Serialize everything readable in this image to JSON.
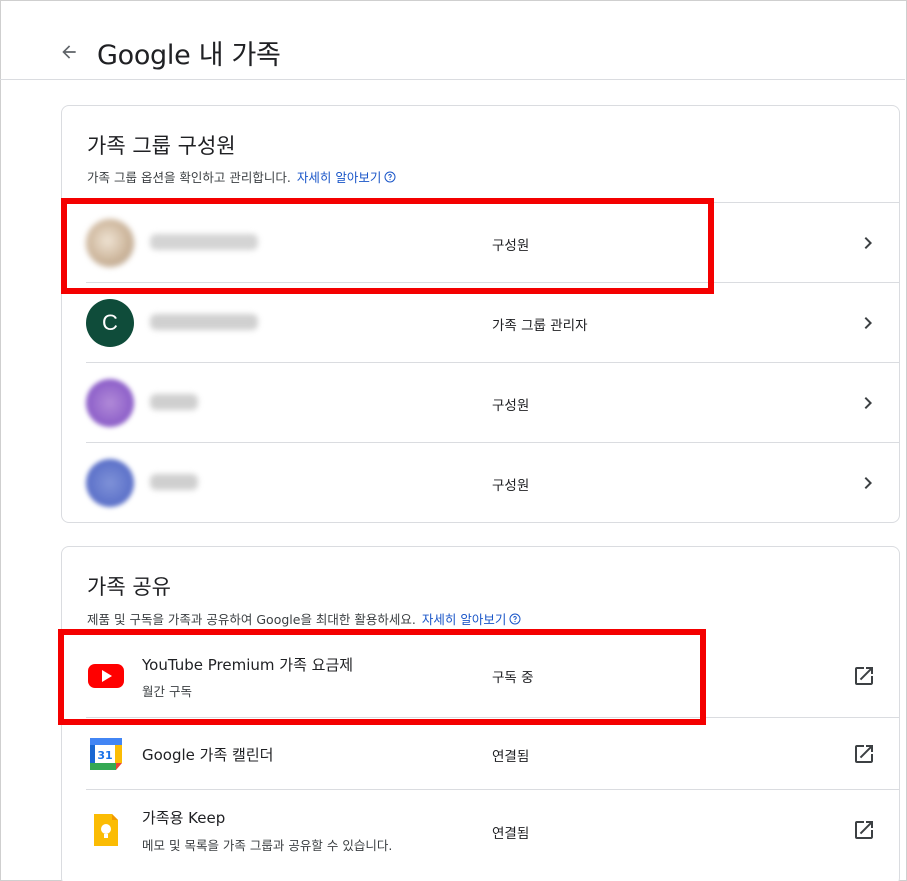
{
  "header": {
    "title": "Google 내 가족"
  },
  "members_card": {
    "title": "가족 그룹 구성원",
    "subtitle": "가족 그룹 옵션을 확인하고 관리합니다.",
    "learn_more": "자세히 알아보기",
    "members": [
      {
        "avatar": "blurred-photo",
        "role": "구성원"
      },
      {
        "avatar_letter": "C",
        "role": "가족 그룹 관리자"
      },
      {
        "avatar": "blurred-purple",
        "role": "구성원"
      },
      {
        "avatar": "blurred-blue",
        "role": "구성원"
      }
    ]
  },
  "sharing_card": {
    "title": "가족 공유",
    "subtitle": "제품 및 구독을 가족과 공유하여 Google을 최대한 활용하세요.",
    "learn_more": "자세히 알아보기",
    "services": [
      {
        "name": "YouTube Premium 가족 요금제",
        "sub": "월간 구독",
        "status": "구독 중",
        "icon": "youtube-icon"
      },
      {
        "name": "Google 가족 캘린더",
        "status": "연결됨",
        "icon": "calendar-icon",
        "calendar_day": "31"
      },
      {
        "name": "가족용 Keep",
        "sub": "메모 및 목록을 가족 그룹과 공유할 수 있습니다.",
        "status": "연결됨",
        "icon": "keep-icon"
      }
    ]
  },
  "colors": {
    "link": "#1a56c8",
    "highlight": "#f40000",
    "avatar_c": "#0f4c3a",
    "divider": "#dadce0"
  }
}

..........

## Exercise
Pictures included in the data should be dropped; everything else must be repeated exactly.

## Reply to the exercise
Serialize everything readable in this image to JSON.
{
  "header": {
    "title": "Google 내 가족"
  },
  "members_card": {
    "title": "가족 그룹 구성원",
    "subtitle": "가족 그룹 옵션을 확인하고 관리합니다.",
    "learn_more": "자세히 알아보기",
    "members": [
      {
        "avatar": "blurred-photo",
        "role": "구성원"
      },
      {
        "avatar_letter": "C",
        "role": "가족 그룹 관리자"
      },
      {
        "avatar": "blurred-purple",
        "role": "구성원"
      },
      {
        "avatar": "blurred-blue",
        "role": "구성원"
      }
    ]
  },
  "sharing_card": {
    "title": "가족 공유",
    "subtitle": "제품 및 구독을 가족과 공유하여 Google을 최대한 활용하세요.",
    "learn_more": "자세히 알아보기",
    "services": [
      {
        "name": "YouTube Premium 가족 요금제",
        "sub": "월간 구독",
        "status": "구독 중",
        "icon": "youtube-icon"
      },
      {
        "name": "Google 가족 캘린더",
        "status": "연결됨",
        "icon": "calendar-icon",
        "calendar_day": "31"
      },
      {
        "name": "가족용 Keep",
        "sub": "메모 및 목록을 가족 그룹과 공유할 수 있습니다.",
        "status": "연결됨",
        "icon": "keep-icon"
      }
    ]
  },
  "colors": {
    "link": "#1a56c8",
    "highlight": "#f40000",
    "avatar_c": "#0f4c3a",
    "divider": "#dadce0"
  }
}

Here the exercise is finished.